→ Given data:

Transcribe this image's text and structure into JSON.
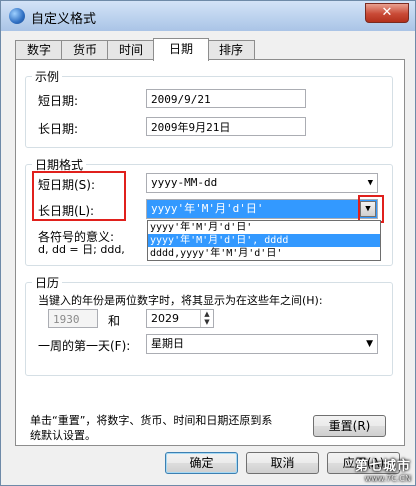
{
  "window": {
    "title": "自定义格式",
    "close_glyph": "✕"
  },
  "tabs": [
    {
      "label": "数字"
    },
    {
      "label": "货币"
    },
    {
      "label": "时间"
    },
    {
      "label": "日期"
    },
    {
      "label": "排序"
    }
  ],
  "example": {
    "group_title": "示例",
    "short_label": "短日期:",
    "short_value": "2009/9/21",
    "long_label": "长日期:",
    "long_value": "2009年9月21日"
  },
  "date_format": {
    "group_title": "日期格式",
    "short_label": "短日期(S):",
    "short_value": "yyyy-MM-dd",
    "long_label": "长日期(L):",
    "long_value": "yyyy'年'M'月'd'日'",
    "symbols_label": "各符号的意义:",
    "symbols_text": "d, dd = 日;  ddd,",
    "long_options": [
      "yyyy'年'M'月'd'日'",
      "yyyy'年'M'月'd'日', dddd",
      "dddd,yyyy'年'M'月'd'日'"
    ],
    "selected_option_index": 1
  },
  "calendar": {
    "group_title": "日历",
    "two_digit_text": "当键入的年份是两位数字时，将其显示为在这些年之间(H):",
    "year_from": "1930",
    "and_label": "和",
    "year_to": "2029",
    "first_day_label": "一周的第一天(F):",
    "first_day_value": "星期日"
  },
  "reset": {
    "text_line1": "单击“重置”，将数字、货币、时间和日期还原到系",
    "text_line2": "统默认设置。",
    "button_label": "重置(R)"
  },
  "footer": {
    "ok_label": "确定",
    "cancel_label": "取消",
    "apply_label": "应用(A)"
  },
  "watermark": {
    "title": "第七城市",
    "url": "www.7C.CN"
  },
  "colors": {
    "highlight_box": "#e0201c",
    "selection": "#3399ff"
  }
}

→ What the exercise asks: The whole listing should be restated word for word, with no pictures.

→ Task response:
Transcribe this image's text and structure into JSON.
{
  "window": {
    "title": "自定义格式",
    "close_glyph": "✕"
  },
  "tabs": [
    {
      "label": "数字"
    },
    {
      "label": "货币"
    },
    {
      "label": "时间"
    },
    {
      "label": "日期"
    },
    {
      "label": "排序"
    }
  ],
  "example": {
    "group_title": "示例",
    "short_label": "短日期:",
    "short_value": "2009/9/21",
    "long_label": "长日期:",
    "long_value": "2009年9月21日"
  },
  "date_format": {
    "group_title": "日期格式",
    "short_label": "短日期(S):",
    "short_value": "yyyy-MM-dd",
    "long_label": "长日期(L):",
    "long_value": "yyyy'年'M'月'd'日'",
    "symbols_label": "各符号的意义:",
    "symbols_text": "d, dd = 日;  ddd,",
    "long_options": [
      "yyyy'年'M'月'd'日'",
      "yyyy'年'M'月'd'日', dddd",
      "dddd,yyyy'年'M'月'd'日'"
    ],
    "selected_option_index": 1
  },
  "calendar": {
    "group_title": "日历",
    "two_digit_text": "当键入的年份是两位数字时，将其显示为在这些年之间(H):",
    "year_from": "1930",
    "and_label": "和",
    "year_to": "2029",
    "first_day_label": "一周的第一天(F):",
    "first_day_value": "星期日"
  },
  "reset": {
    "text_line1": "单击“重置”，将数字、货币、时间和日期还原到系",
    "text_line2": "统默认设置。",
    "button_label": "重置(R)"
  },
  "footer": {
    "ok_label": "确定",
    "cancel_label": "取消",
    "apply_label": "应用(A)"
  },
  "watermark": {
    "title": "第七城市",
    "url": "www.7C.CN"
  },
  "colors": {
    "highlight_box": "#e0201c",
    "selection": "#3399ff"
  }
}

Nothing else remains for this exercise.